▶ [Work required]: The listing below should be printed again word for word, without any images.

#### The input ####

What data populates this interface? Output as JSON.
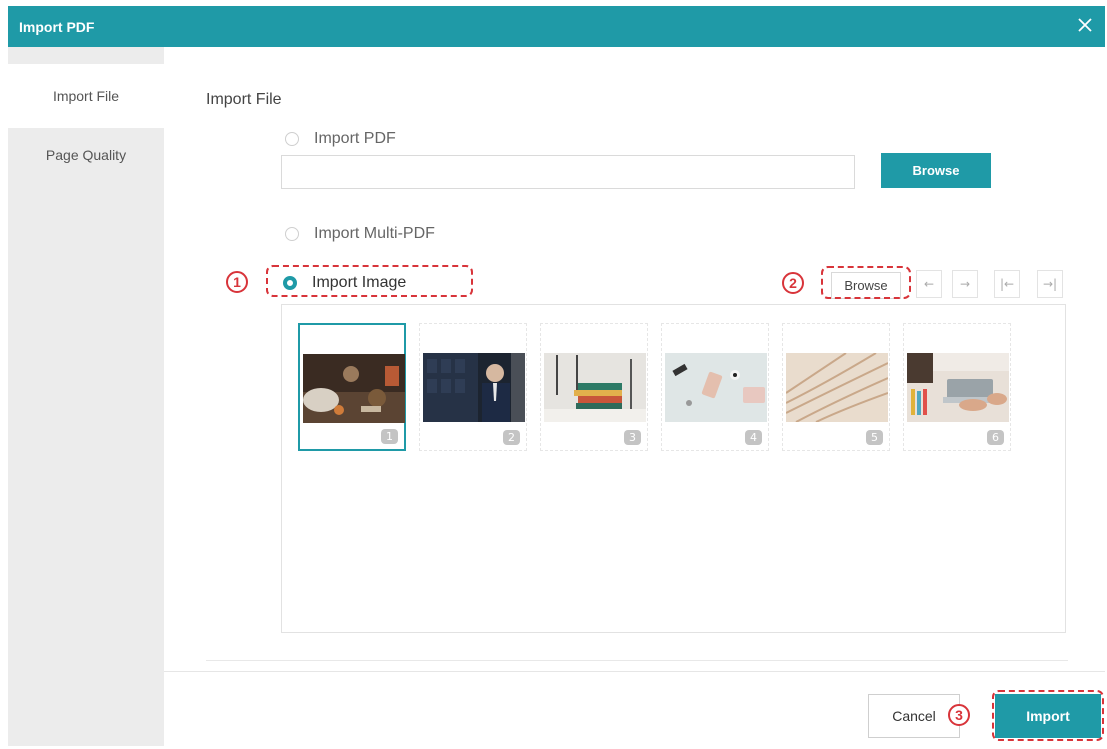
{
  "window": {
    "title": "Import PDF"
  },
  "sidebar": {
    "items": [
      {
        "label": "Import File",
        "active": true
      },
      {
        "label": "Page Quality",
        "active": false
      }
    ]
  },
  "section_title": "Import File",
  "options": {
    "import_pdf": "Import PDF",
    "import_multi_pdf": "Import Multi-PDF",
    "import_image": "Import Image",
    "selected": "import_image"
  },
  "pdf_path": {
    "value": "",
    "placeholder": ""
  },
  "buttons": {
    "browse_pdf": "Browse",
    "browse_images": "Browse",
    "cancel": "Cancel",
    "import": "Import"
  },
  "paging_icons": [
    "arrow-left-icon",
    "arrow-right-icon",
    "first-page-icon",
    "last-page-icon"
  ],
  "thumbnails": [
    {
      "number": "1",
      "selected": true
    },
    {
      "number": "2",
      "selected": false
    },
    {
      "number": "3",
      "selected": false
    },
    {
      "number": "4",
      "selected": false
    },
    {
      "number": "5",
      "selected": false
    },
    {
      "number": "6",
      "selected": false
    }
  ],
  "annotations": [
    "1",
    "2",
    "3"
  ],
  "colors": {
    "accent": "#1f9aa7",
    "annotation": "#d8343a",
    "sidebar_bg": "#ececec"
  }
}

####

▶ [Exercise output]:
What data populates this interface? Output as JSON.
{
  "window": {
    "title": "Import PDF"
  },
  "sidebar": {
    "items": [
      {
        "label": "Import File",
        "active": true
      },
      {
        "label": "Page Quality",
        "active": false
      }
    ]
  },
  "section_title": "Import File",
  "options": {
    "import_pdf": "Import PDF",
    "import_multi_pdf": "Import Multi-PDF",
    "import_image": "Import Image",
    "selected": "import_image"
  },
  "pdf_path": {
    "value": "",
    "placeholder": ""
  },
  "buttons": {
    "browse_pdf": "Browse",
    "browse_images": "Browse",
    "cancel": "Cancel",
    "import": "Import"
  },
  "paging_icons": [
    "arrow-left-icon",
    "arrow-right-icon",
    "first-page-icon",
    "last-page-icon"
  ],
  "thumbnails": [
    {
      "number": "1",
      "selected": true
    },
    {
      "number": "2",
      "selected": false
    },
    {
      "number": "3",
      "selected": false
    },
    {
      "number": "4",
      "selected": false
    },
    {
      "number": "5",
      "selected": false
    },
    {
      "number": "6",
      "selected": false
    }
  ],
  "annotations": [
    "1",
    "2",
    "3"
  ],
  "colors": {
    "accent": "#1f9aa7",
    "annotation": "#d8343a",
    "sidebar_bg": "#ececec"
  }
}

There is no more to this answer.